Gender gaps in surgical specialties may take decades to close
Women compose half of the entering classes of medical students, yet they are underrepresented in many of the largest surgical specialties. While some efforts are underway to recruit more women into surgical specialties, little information has been available on the rate at which the gender gap is closing. A new study led by investigators from Brigham and Women's Hospital analyzed national data available through the National Graduate Medical Education Census to determine how rates of women in surgical specialties have changed over the last 11 years and use that to project how they might change in the future. In JAMA Surgery, the team reports that, among the largest resident specialties in the U.S., little progress has been made, with most of the largest residencies demonstrating a less than 1 percent increase in women trainees per year. For many specialties, including neurosurgery and orthopedic surgery, it will take decades to reach equal female representation if progress continues at the current pace.
"This paper shows that not all fields are created equal," said co-senior author Erika Rangel, MD, MS, a surgeon and researcher in the Division of Trauma, Burn and Surgical Critical Care. "Some fields are reaching parity or have surpassed it, but many are lagging behind."
The research team analyzed publicly available, deidentified, aggregate data from 2007 to 2018 and looked across 20 specialties with the most residents. Of the 20 programs, women were underrepresented in 13. Specialties with the lowest representation included otolaryngology, plastic surgery, urology, orthopedic surgery and neurosurgery. The researchers then estimated how long it would take to reach gender parity at the current rate of change. They found that for orthopedic surgery, for instance, it would require more than 100 years for female residents to be equitably represented in the specialty.
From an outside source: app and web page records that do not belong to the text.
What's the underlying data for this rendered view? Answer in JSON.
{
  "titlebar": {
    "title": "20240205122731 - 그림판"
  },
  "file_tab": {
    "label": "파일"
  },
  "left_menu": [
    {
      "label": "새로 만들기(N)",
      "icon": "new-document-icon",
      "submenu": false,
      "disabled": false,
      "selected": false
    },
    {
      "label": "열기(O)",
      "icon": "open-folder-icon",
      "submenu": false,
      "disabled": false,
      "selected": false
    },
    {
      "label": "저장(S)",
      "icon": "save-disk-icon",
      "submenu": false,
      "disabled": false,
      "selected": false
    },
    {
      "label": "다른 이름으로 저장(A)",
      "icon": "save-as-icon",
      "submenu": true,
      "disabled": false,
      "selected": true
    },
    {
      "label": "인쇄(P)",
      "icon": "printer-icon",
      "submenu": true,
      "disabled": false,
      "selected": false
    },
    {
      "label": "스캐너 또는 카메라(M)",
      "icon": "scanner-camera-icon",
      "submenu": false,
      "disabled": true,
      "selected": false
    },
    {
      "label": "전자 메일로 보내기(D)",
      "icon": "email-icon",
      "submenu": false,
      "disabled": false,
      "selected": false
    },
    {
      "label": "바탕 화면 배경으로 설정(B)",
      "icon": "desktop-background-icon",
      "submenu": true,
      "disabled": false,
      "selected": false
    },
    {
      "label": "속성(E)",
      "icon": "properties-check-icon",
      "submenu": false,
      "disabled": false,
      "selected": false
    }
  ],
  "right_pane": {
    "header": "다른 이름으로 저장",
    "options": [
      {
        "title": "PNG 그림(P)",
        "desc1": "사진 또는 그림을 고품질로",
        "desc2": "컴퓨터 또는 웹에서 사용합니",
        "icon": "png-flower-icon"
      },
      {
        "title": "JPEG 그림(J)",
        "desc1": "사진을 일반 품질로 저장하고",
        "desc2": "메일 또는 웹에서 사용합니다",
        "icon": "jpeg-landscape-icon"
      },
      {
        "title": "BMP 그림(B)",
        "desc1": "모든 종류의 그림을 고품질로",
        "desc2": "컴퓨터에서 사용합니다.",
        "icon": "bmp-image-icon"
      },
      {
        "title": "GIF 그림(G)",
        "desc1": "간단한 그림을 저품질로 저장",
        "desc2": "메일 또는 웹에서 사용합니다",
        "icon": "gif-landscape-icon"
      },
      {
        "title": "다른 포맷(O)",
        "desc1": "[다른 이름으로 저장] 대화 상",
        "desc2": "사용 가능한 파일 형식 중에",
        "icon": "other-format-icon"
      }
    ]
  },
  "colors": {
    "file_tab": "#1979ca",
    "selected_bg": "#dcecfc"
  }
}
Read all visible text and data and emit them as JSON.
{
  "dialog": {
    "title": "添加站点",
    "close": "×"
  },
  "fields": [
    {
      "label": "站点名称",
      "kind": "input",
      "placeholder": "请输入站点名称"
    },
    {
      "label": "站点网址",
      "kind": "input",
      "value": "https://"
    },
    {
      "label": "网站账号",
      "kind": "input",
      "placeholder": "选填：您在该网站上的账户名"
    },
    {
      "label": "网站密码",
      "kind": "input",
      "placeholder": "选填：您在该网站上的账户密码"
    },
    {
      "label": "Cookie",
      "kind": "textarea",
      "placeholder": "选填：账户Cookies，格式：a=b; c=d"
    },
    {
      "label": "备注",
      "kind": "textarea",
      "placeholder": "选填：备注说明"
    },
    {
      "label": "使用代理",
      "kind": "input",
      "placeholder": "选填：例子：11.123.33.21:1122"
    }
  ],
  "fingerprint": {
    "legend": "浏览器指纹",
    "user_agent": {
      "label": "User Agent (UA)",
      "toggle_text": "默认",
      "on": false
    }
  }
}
"Using the rate of change that we saw in those specialties, we did further analyses to create projections to see how long it would take the specialties with the least representation to reach levels of female representation seen among all residents overall and then that of the U.S. population," said corresponding author Christopher L. Bennett, MD, MA, a former resident in the Brigham and Women's/Massachusetts General Hospital Harvard Affiliated Emergency Medicine Residency.
The authors describe several strategies that could help to improve female student recruitment to specialties. These include recognizing and rewarding mentorship; early outreach to medical students; and implicit bias training.
"At the current pace, gender parity among many surgical specialties is still decades away," the authors write. "These data call for concerted efforts to increase the pipeline for female surgical residents."